**The records**
┌──

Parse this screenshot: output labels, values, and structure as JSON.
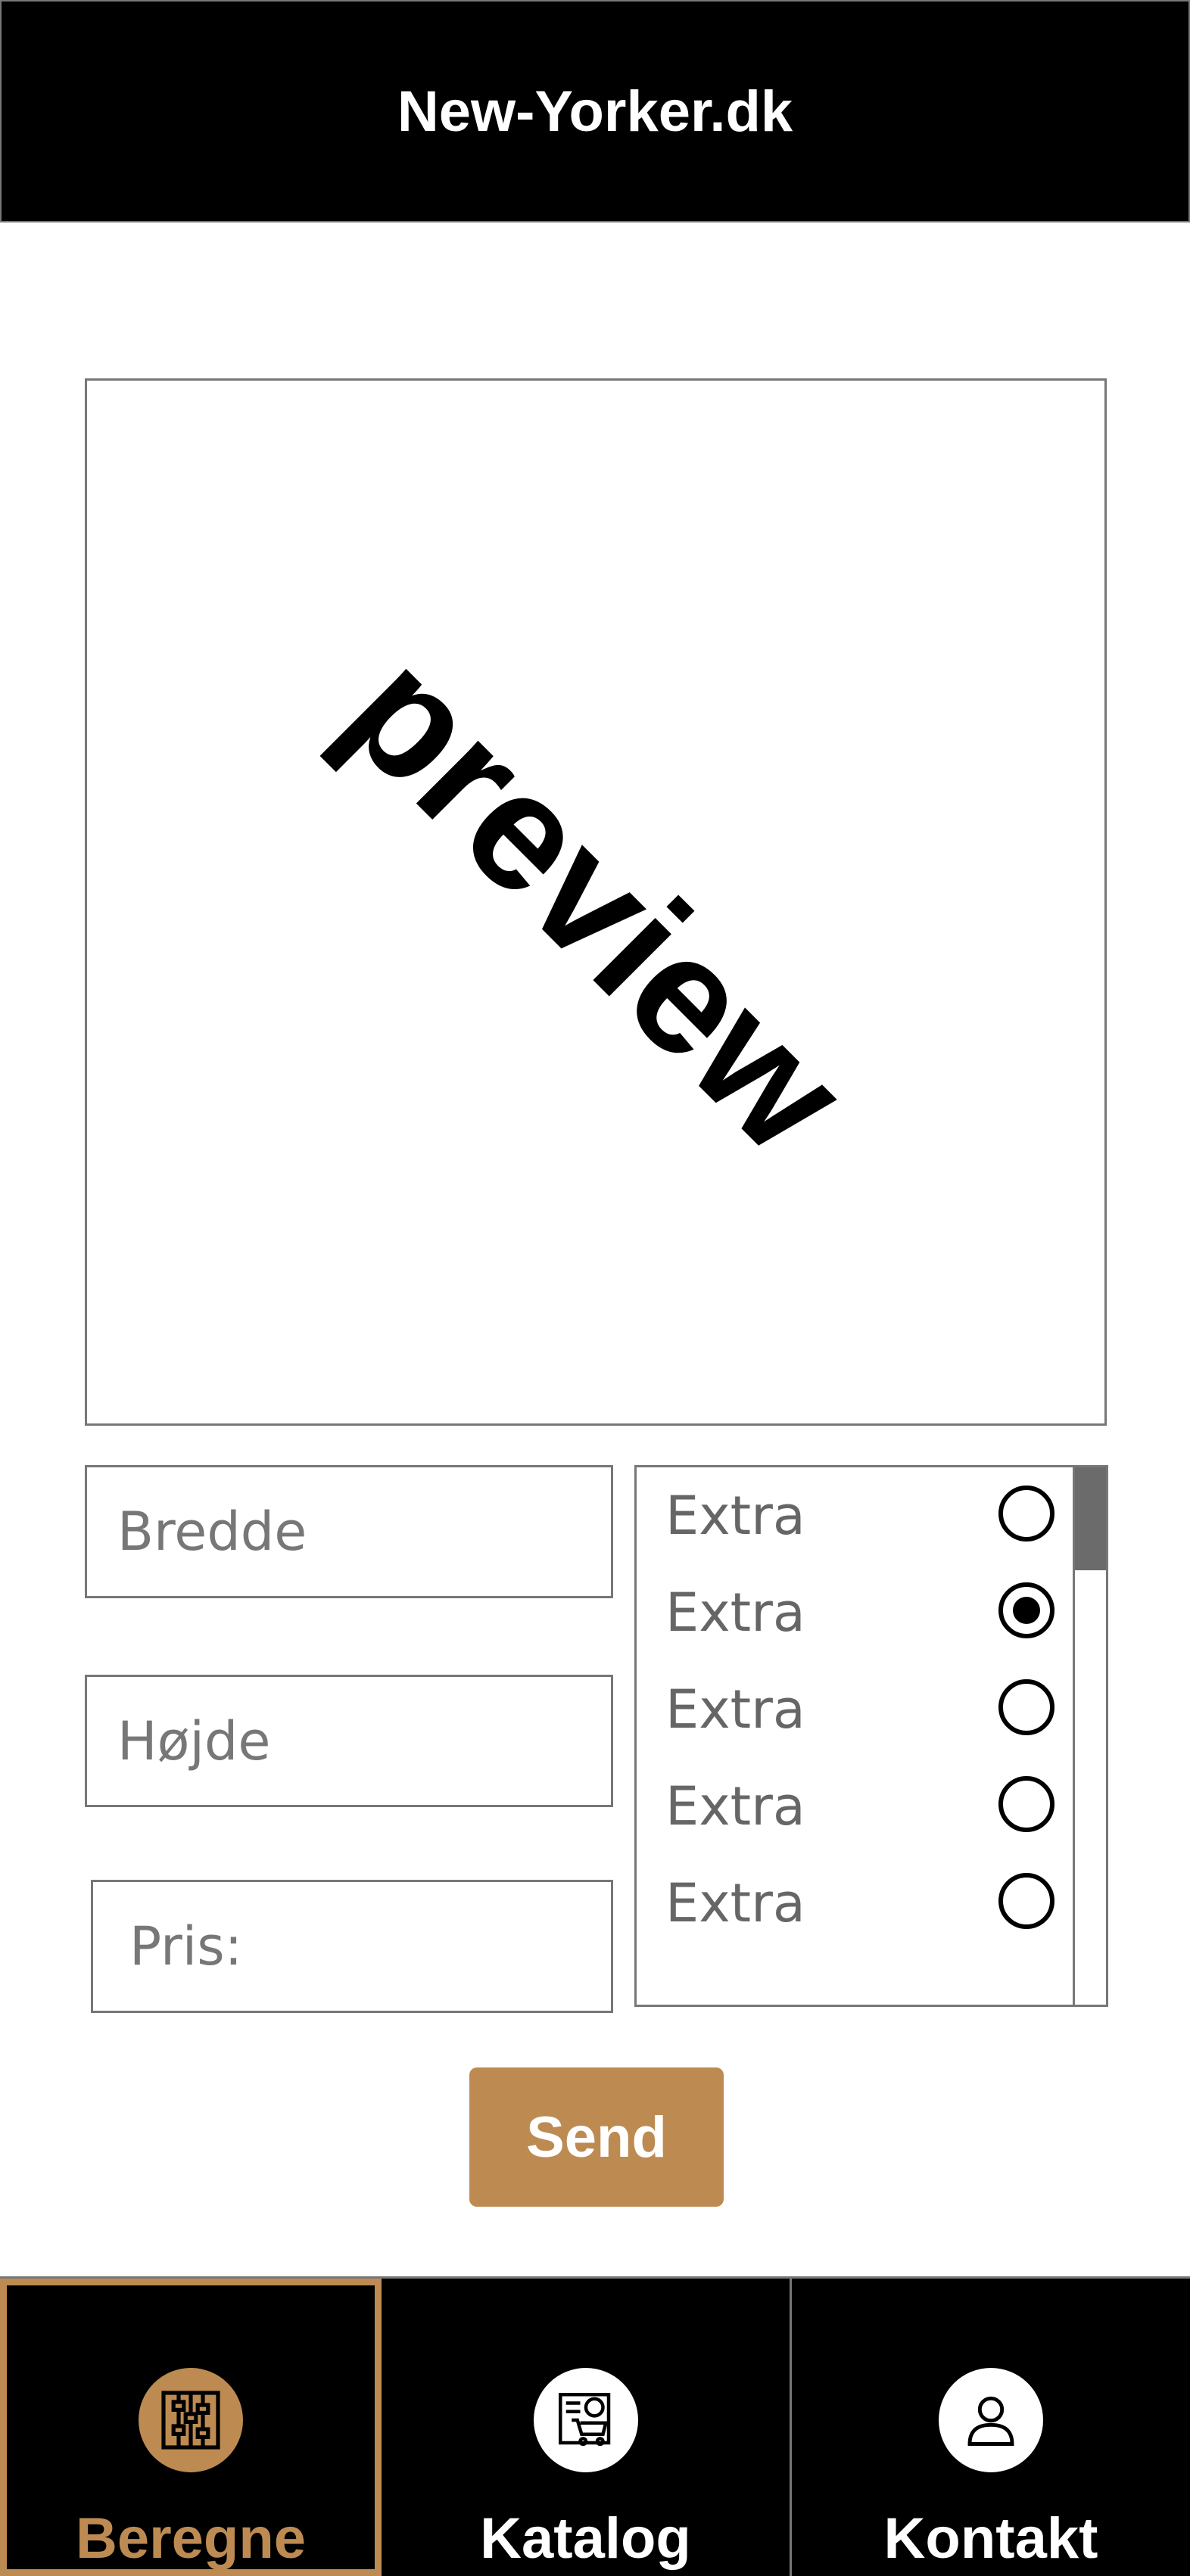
{
  "header": {
    "title": "New-Yorker.dk"
  },
  "preview": {
    "text": "preview"
  },
  "form": {
    "width_placeholder": "Bredde",
    "height_placeholder": "Højde",
    "price_placeholder": "Pris:",
    "extras": [
      {
        "label": "Extra",
        "checked": false
      },
      {
        "label": "Extra",
        "checked": true
      },
      {
        "label": "Extra",
        "checked": false
      },
      {
        "label": "Extra",
        "checked": false
      },
      {
        "label": "Extra",
        "checked": false
      }
    ],
    "send_label": "Send"
  },
  "nav": {
    "items": [
      {
        "label": "Beregne",
        "icon": "abacus-icon",
        "active": true
      },
      {
        "label": "Katalog",
        "icon": "catalog-cart-icon",
        "active": false
      },
      {
        "label": "Kontakt",
        "icon": "user-icon",
        "active": false
      }
    ]
  },
  "colors": {
    "accent": "#bd8b52",
    "bar": "#000000",
    "border": "#777777"
  }
}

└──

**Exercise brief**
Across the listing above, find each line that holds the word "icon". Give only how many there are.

**Written answer**
3